**** EXTRACTED ENTRIES

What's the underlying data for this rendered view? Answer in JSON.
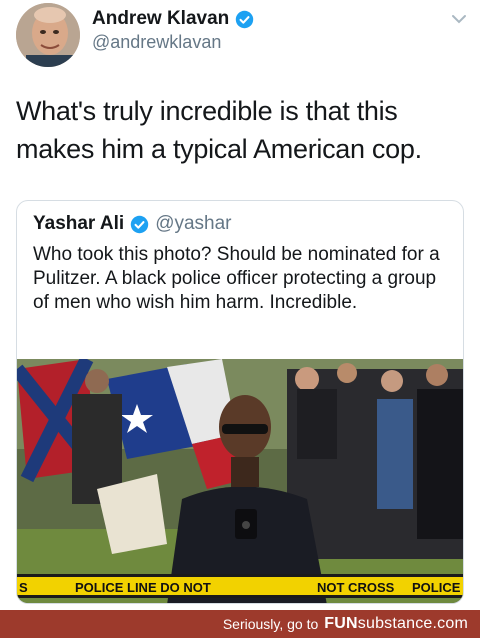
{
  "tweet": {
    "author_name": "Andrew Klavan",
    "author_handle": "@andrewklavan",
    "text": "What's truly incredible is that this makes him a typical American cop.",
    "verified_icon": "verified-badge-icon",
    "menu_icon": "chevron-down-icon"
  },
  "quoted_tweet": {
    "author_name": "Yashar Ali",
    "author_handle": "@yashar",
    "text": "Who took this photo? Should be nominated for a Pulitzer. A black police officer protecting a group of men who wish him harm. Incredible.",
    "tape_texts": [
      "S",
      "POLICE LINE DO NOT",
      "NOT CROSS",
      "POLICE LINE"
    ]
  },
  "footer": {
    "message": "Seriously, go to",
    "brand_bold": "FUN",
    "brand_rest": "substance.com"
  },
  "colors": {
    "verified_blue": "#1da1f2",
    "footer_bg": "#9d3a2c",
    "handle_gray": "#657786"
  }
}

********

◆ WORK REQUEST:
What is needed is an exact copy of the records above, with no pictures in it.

◆ ANSWER FOR THIS EXERCISE:
What's the underlying data for this rendered view? Answer in JSON.
{
  "tweet": {
    "author_name": "Andrew Klavan",
    "author_handle": "@andrewklavan",
    "text": "What's truly incredible is that this makes him a typical American cop.",
    "verified_icon": "verified-badge-icon",
    "menu_icon": "chevron-down-icon"
  },
  "quoted_tweet": {
    "author_name": "Yashar Ali",
    "author_handle": "@yashar",
    "text": "Who took this photo? Should be nominated for a Pulitzer. A black police officer protecting a group of men who wish him harm. Incredible.",
    "tape_texts": [
      "S",
      "POLICE LINE DO NOT",
      "NOT CROSS",
      "POLICE LINE"
    ]
  },
  "footer": {
    "message": "Seriously, go to",
    "brand_bold": "FUN",
    "brand_rest": "substance.com"
  },
  "colors": {
    "verified_blue": "#1da1f2",
    "footer_bg": "#9d3a2c",
    "handle_gray": "#657786"
  }
}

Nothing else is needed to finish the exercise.